The chances you are born on February 29th are one in every 1,461 births, making a birthday on leap day rather special.  But, why do we have leap year’s, leap days and leap seconds anyway?

The reason for the leap day is actually fairly straight forward.  The earth takes exactly 365.2422 days to complete its orbit around the sun, but the Gregorian calendar uses 365 days. That disconnect of a quarter day means our calendars would eventually not match the seasons.

If we stopped leap years, after 4 years the calendar would be about a day short.  In 400 years you’d be celebrating Christmas around the time the sun was crossing the autumnal equinox.  So leap years – and leap seconds- are added as means of keeping our calendars (and clocks) in sync with the Earth and its seasons.

Here’s a fun piece of trivia to use this week.  A leap year occurs every 4 years, except when it doesn’t.  If the year isn’t divisible by 400 and 4 there isn’t a leap year.  So 1900, didn’t have a leap year, neither did 1800, or 1700.  In about 10,000 years we will have to rethink the system again as it still isn’t perfect.

Leap Seconds Are Different

The Earth’s rotation is slowing down  by around two thousandths of a second per day.  This means we need to periodically add a second to the clocks.  Not doing so would mean eventually the sun would be rising when your clock said midnight.

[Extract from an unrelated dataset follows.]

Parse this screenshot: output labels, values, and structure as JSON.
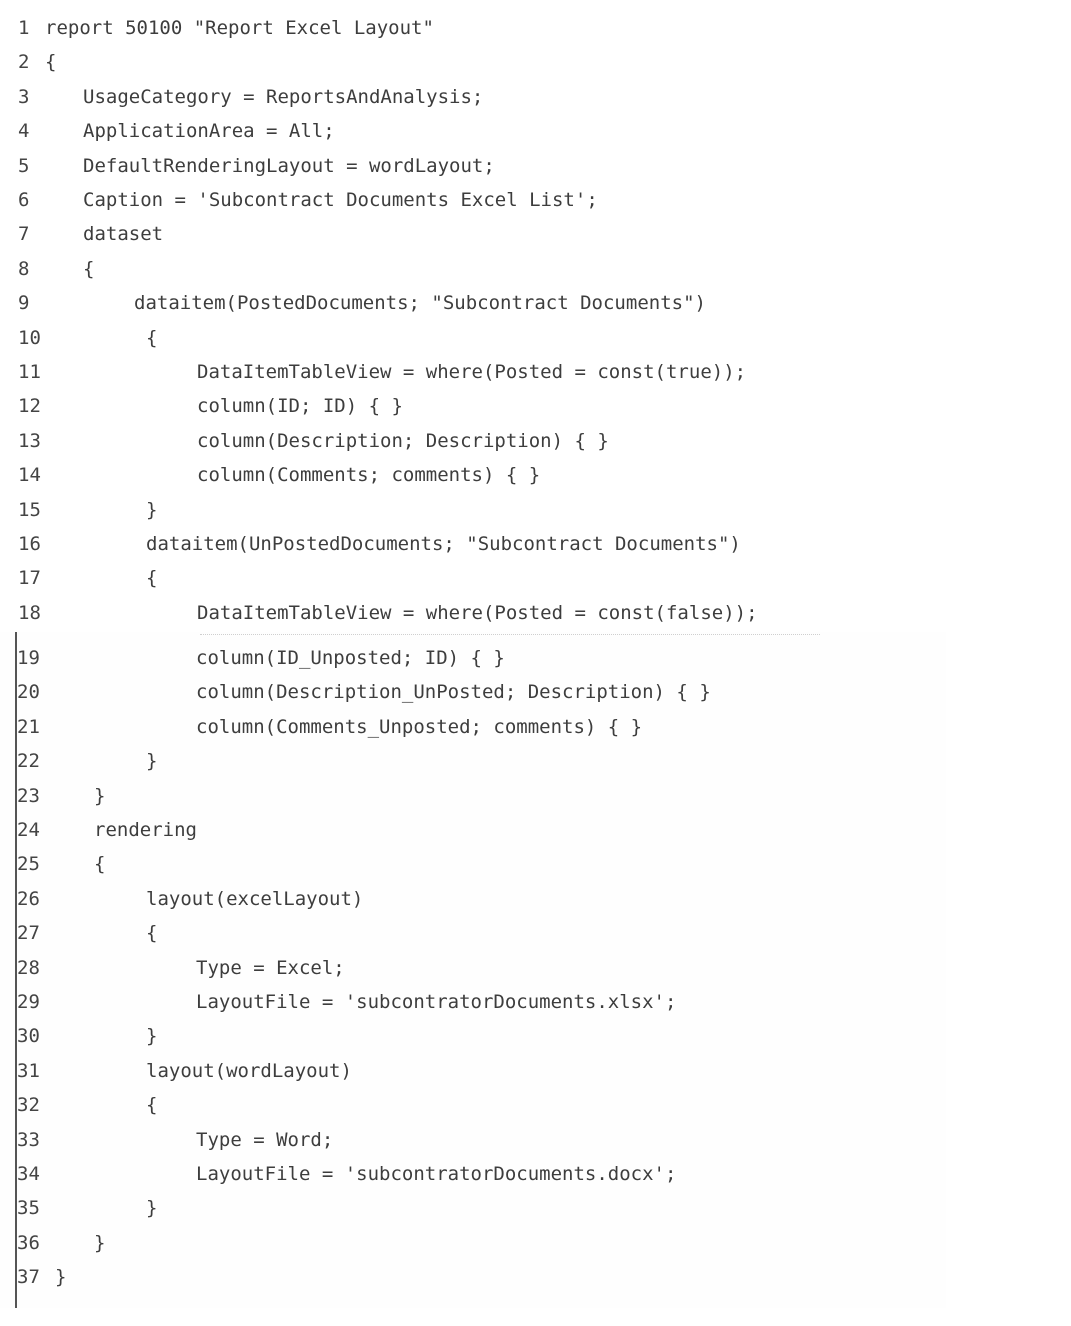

Why Do We Add The Day in February?

Presently we use the Gregorian calendar introduced by Pope Gregory in 1582.  Prior to this, the western/Christian word used the Julian calendar was introduced by Julius Caesar in 45 BCE (Before Common Era)

Emperors Ego’s Playing With The Calendars

At the time of Julius Caesar February had 30 days and the month named after him July had 31, but August only had 29 days.  When Caesar Augustus became Emperor he took two days from February and added them to August, his month.  This is why both July and August are 31 days.   Imagine if he had taken two days from July, our summers might be shorter! Maybe he didn’t want to lose out on his vacation time on the Amalfi Coast.

Colonial Time warp

The United States didn’t switch from the Julian calendar until 1752.  This is one of the reasons some of the Founding Fathers have two birthday dates.  George Washington was born in Virginia on February 11, 1731, according to the then-used Julian calendar. In 1752, when, Britain and all its colonies started using the Gregorian calendar  it moved Washington’s birthday a year and 11 days to February 22, 1732.

If you are wondering why his birthday moved a full year, it’s because the change from the Julian to the Gregorian calendar occurred in three steps beginning at the end of 1750 and finally reaching completion in September of 1752. You can see the steps below. And you thought daylight saving time was confusing.

• December 31, 1750 was followed by January 1, 1750 (under the “Old Style” calendar, December was the 10th month and January the 11th)
• March 24, 1750 was followed by March 25, 1751 (March 25 was the first day of the “Old Style” year)
• December 31, 1751 was followed by January 1, 1752 (the switch from March 25 to January 1 as the first day of the year)
• September 2, 1752 was followed by September 14, 1752 (drop of 11 days to conform to the Gregorian calendar)

Final Factoid-Alaska did not change from the Julian calendar to the Gregorian calendar until 1867 because, up to that point, it was part of Russia.